* Work order: Copy the data exactly, pictures aside.

* Data provided:
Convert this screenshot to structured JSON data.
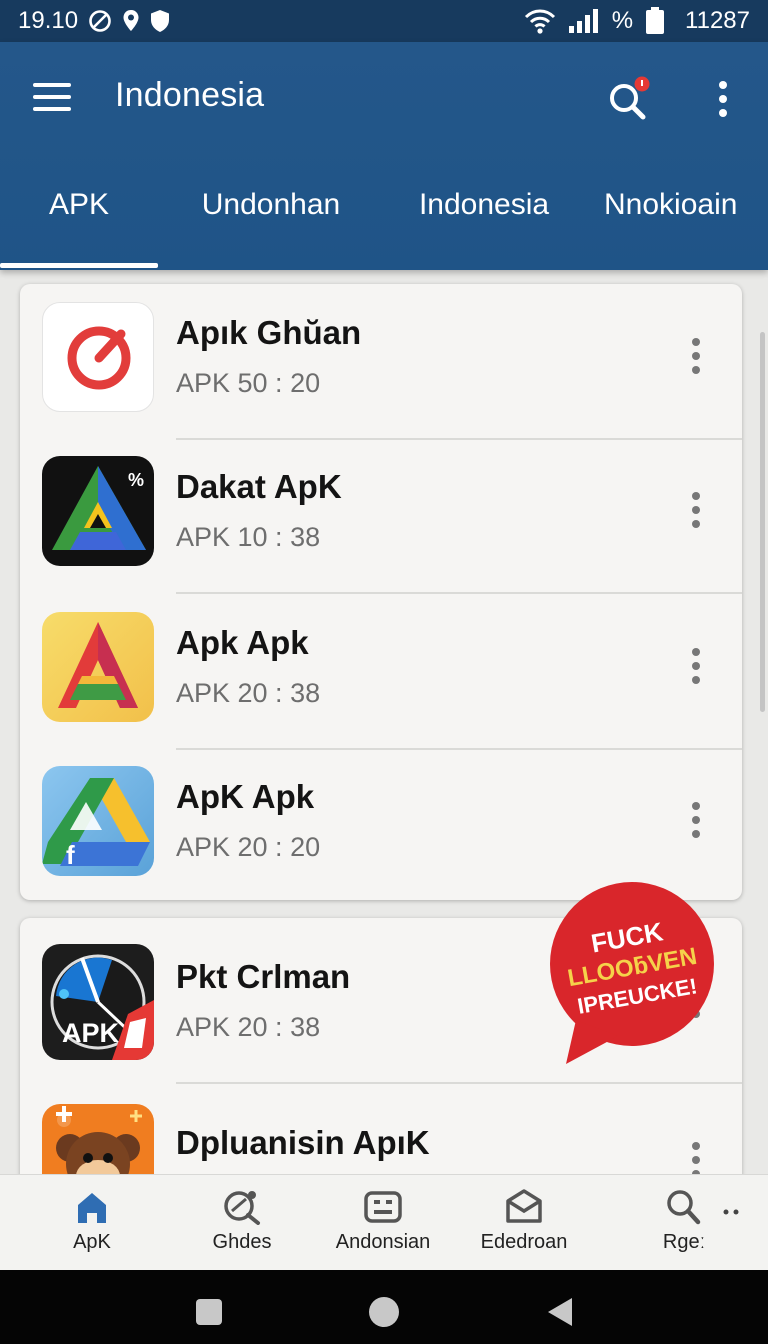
{
  "status_bar": {
    "time": "19.10",
    "percent_symbol": "%",
    "right_text": "11287",
    "icons": [
      "blocked-circle-icon",
      "location-pin-icon",
      "shield-icon",
      "wifi-icon",
      "signal-icon",
      "battery-icon"
    ]
  },
  "app_bar": {
    "title": "Indonesia",
    "icons": [
      "menu-icon",
      "search-icon",
      "more-vert-icon"
    ],
    "notification_dot_color": "#e53935"
  },
  "tabs": [
    {
      "label": "APK",
      "selected": true
    },
    {
      "label": "Undonhan",
      "selected": false
    },
    {
      "label": "Indonesia",
      "selected": false
    },
    {
      "label": "Nnokioain",
      "selected": false
    }
  ],
  "apps": [
    {
      "name": "Apık Ghŭan",
      "sub": "APK 50 : 20",
      "icon": "red-ring-icon"
    },
    {
      "name": "Dakat ApK",
      "sub": "APK 10 : 38",
      "icon": "triangle-dark-icon",
      "badge": "%"
    },
    {
      "name": "Apk Apk",
      "sub": "APK 20 : 38",
      "icon": "triangle-yellow-icon"
    },
    {
      "name": "ApK Apk",
      "sub": "APK 20 : 20",
      "icon": "triangle-drive-icon"
    },
    {
      "name": "Pkt Crlman",
      "sub": "APK 20 : 38",
      "icon": "gauge-apk-icon",
      "icon_text": "APK"
    },
    {
      "name": "Dpluanisin ApıK",
      "sub": "",
      "icon": "monkey-icon"
    }
  ],
  "sticker": {
    "lines": [
      "FUCK",
      "LLOOƃVEN",
      "IPREUCKE!"
    ],
    "color": "#d9262b",
    "text_color": "#f5d24a"
  },
  "bottom_nav": [
    {
      "label": "ApK",
      "icon": "home-icon",
      "active": true
    },
    {
      "label": "Ghdes",
      "icon": "search-doc-icon"
    },
    {
      "label": "Andonsian",
      "icon": "grid-icon"
    },
    {
      "label": "Ededroan",
      "icon": "mail-icon"
    },
    {
      "label": "Rgeː",
      "icon": "search-icon"
    }
  ],
  "colors": {
    "app_bar": "#24578a",
    "status_bar": "#173a5e",
    "active_nav": "#2f6db3"
  }
}
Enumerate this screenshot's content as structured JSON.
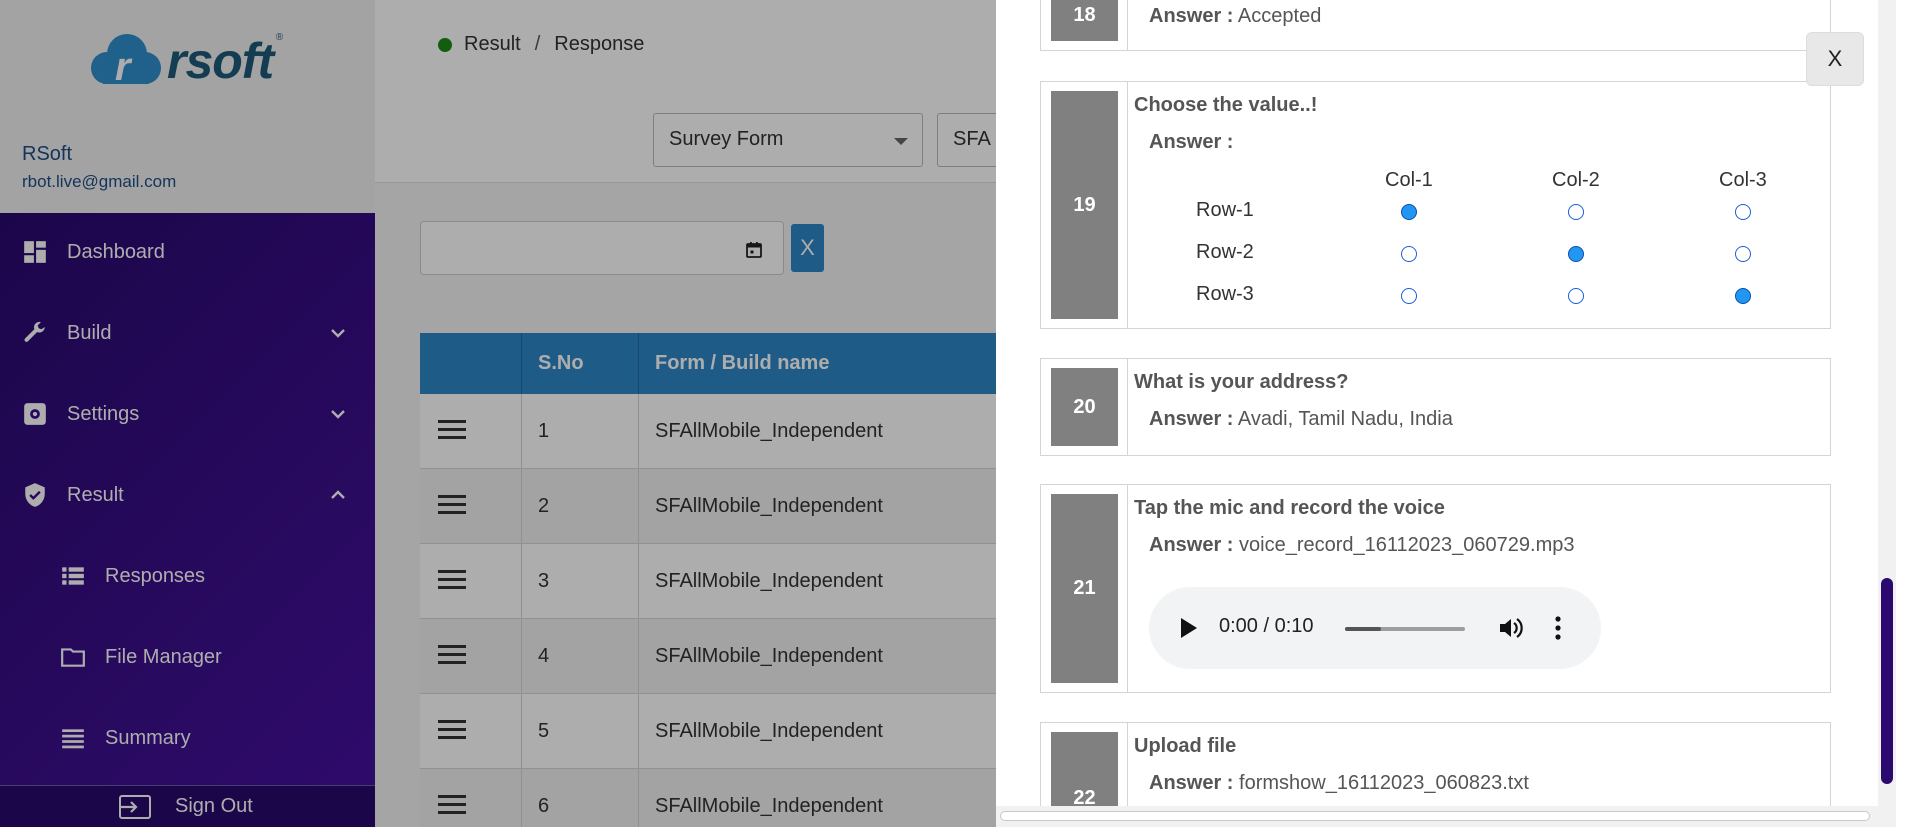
{
  "brand": {
    "logo_text": "rsoft",
    "logo_mark": "r",
    "registered": "®"
  },
  "user": {
    "name": "RSoft",
    "email": "rbot.live@gmail.com"
  },
  "nav": {
    "dashboard": "Dashboard",
    "build": "Build",
    "settings": "Settings",
    "result": "Result",
    "responses": "Responses",
    "file_manager": "File Manager",
    "summary": "Summary",
    "sign_out": "Sign Out"
  },
  "breadcrumb": {
    "root": "Result",
    "separator": "/",
    "current": "Response"
  },
  "filters": {
    "form_type": "Survey Form",
    "form_name": "SFA",
    "clear_label": "X"
  },
  "table": {
    "headers": [
      "",
      "S.No",
      "Form / Build name"
    ],
    "rows": [
      {
        "sno": "1",
        "name": "SFAllMobile_Independent"
      },
      {
        "sno": "2",
        "name": "SFAllMobile_Independent"
      },
      {
        "sno": "3",
        "name": "SFAllMobile_Independent"
      },
      {
        "sno": "4",
        "name": "SFAllMobile_Independent"
      },
      {
        "sno": "5",
        "name": "SFAllMobile_Independent"
      },
      {
        "sno": "6",
        "name": "SFAllMobile_Independent"
      }
    ]
  },
  "modal": {
    "close_label": "X",
    "answer_prefix": "Answer :",
    "q18": {
      "num": "18",
      "answer": "Accepted"
    },
    "q19": {
      "num": "19",
      "title": "Choose the value..!",
      "columns": [
        "Col-1",
        "Col-2",
        "Col-3"
      ],
      "rows": [
        "Row-1",
        "Row-2",
        "Row-3"
      ],
      "selected": [
        0,
        1,
        2
      ]
    },
    "q20": {
      "num": "20",
      "title": "What is your address?",
      "answer": "Avadi, Tamil Nadu, India"
    },
    "q21": {
      "num": "21",
      "title": "Tap the mic and record the voice",
      "answer": "voice_record_16112023_060729.mp3",
      "audio_time": "0:00 / 0:10",
      "audio_progress": 0.3
    },
    "q22": {
      "num": "22",
      "title": "Upload file",
      "answer": "formshow_16112023_060823.txt"
    }
  },
  "colors": {
    "sidebar": "#3b0a8f",
    "accent": "#2e86c8",
    "radio_selected": "#2196f3",
    "status_dot": "#1b8a1b"
  },
  "icons": [
    "dashboard-icon",
    "wrench-icon",
    "gear-icon",
    "shield-icon",
    "list-icon",
    "folder-icon",
    "menu-icon",
    "calendar-icon",
    "sign-out-icon",
    "play-icon",
    "volume-icon",
    "more-vert-icon"
  ]
}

* Finished exercise:
Convert this screenshot to structured JSON data.
{
  "status_bar": {
    "time": "19.10",
    "percent_symbol": "%",
    "right_text": "11287",
    "icons": [
      "blocked-circle-icon",
      "location-pin-icon",
      "shield-icon",
      "wifi-icon",
      "signal-icon",
      "battery-icon"
    ]
  },
  "app_bar": {
    "title": "Indonesia",
    "icons": [
      "menu-icon",
      "search-icon",
      "more-vert-icon"
    ],
    "notification_dot_color": "#e53935"
  },
  "tabs": [
    {
      "label": "APK",
      "selected": true
    },
    {
      "label": "Undonhan",
      "selected": false
    },
    {
      "label": "Indonesia",
      "selected": false
    },
    {
      "label": "Nnokioain",
      "selected": false
    }
  ],
  "apps": [
    {
      "name": "Apık Ghŭan",
      "sub": "APK 50 : 20",
      "icon": "red-ring-icon"
    },
    {
      "name": "Dakat ApK",
      "sub": "APK 10 : 38",
      "icon": "triangle-dark-icon",
      "badge": "%"
    },
    {
      "name": "Apk Apk",
      "sub": "APK 20 : 38",
      "icon": "triangle-yellow-icon"
    },
    {
      "name": "ApK Apk",
      "sub": "APK 20 : 20",
      "icon": "triangle-drive-icon"
    },
    {
      "name": "Pkt Crlman",
      "sub": "APK 20 : 38",
      "icon": "gauge-apk-icon",
      "icon_text": "APK"
    },
    {
      "name": "Dpluanisin ApıK",
      "sub": "",
      "icon": "monkey-icon"
    }
  ],
  "sticker": {
    "lines": [
      "FUCK",
      "LLOOƃVEN",
      "IPREUCKE!"
    ],
    "color": "#d9262b",
    "text_color": "#f5d24a"
  },
  "bottom_nav": [
    {
      "label": "ApK",
      "icon": "home-icon",
      "active": true
    },
    {
      "label": "Ghdes",
      "icon": "search-doc-icon"
    },
    {
      "label": "Andonsian",
      "icon": "grid-icon"
    },
    {
      "label": "Ededroan",
      "icon": "mail-icon"
    },
    {
      "label": "Rgeː",
      "icon": "search-icon"
    }
  ],
  "colors": {
    "app_bar": "#24578a",
    "status_bar": "#173a5e",
    "active_nav": "#2f6db3"
  }
}
Enumerate this screenshot's content as structured JSON.
{
  "brand": {
    "logo_text": "rsoft",
    "logo_mark": "r",
    "registered": "®"
  },
  "user": {
    "name": "RSoft",
    "email": "rbot.live@gmail.com"
  },
  "nav": {
    "dashboard": "Dashboard",
    "build": "Build",
    "settings": "Settings",
    "result": "Result",
    "responses": "Responses",
    "file_manager": "File Manager",
    "summary": "Summary",
    "sign_out": "Sign Out"
  },
  "breadcrumb": {
    "root": "Result",
    "separator": "/",
    "current": "Response"
  },
  "filters": {
    "form_type": "Survey Form",
    "form_name": "SFA",
    "clear_label": "X"
  },
  "table": {
    "headers": [
      "",
      "S.No",
      "Form / Build name"
    ],
    "rows": [
      {
        "sno": "1",
        "name": "SFAllMobile_Independent"
      },
      {
        "sno": "2",
        "name": "SFAllMobile_Independent"
      },
      {
        "sno": "3",
        "name": "SFAllMobile_Independent"
      },
      {
        "sno": "4",
        "name": "SFAllMobile_Independent"
      },
      {
        "sno": "5",
        "name": "SFAllMobile_Independent"
      },
      {
        "sno": "6",
        "name": "SFAllMobile_Independent"
      }
    ]
  },
  "modal": {
    "close_label": "X",
    "answer_prefix": "Answer :",
    "q18": {
      "num": "18",
      "answer": "Accepted"
    },
    "q19": {
      "num": "19",
      "title": "Choose the value..!",
      "columns": [
        "Col-1",
        "Col-2",
        "Col-3"
      ],
      "rows": [
        "Row-1",
        "Row-2",
        "Row-3"
      ],
      "selected": [
        0,
        1,
        2
      ]
    },
    "q20": {
      "num": "20",
      "title": "What is your address?",
      "answer": "Avadi, Tamil Nadu, India"
    },
    "q21": {
      "num": "21",
      "title": "Tap the mic and record the voice",
      "answer": "voice_record_16112023_060729.mp3",
      "audio_time": "0:00 / 0:10",
      "audio_progress": 0.3
    },
    "q22": {
      "num": "22",
      "title": "Upload file",
      "answer": "formshow_16112023_060823.txt"
    }
  },
  "colors": {
    "sidebar": "#3b0a8f",
    "accent": "#2e86c8",
    "radio_selected": "#2196f3",
    "status_dot": "#1b8a1b"
  },
  "icons": [
    "dashboard-icon",
    "wrench-icon",
    "gear-icon",
    "shield-icon",
    "list-icon",
    "folder-icon",
    "menu-icon",
    "calendar-icon",
    "sign-out-icon",
    "play-icon",
    "volume-icon",
    "more-vert-icon"
  ]
}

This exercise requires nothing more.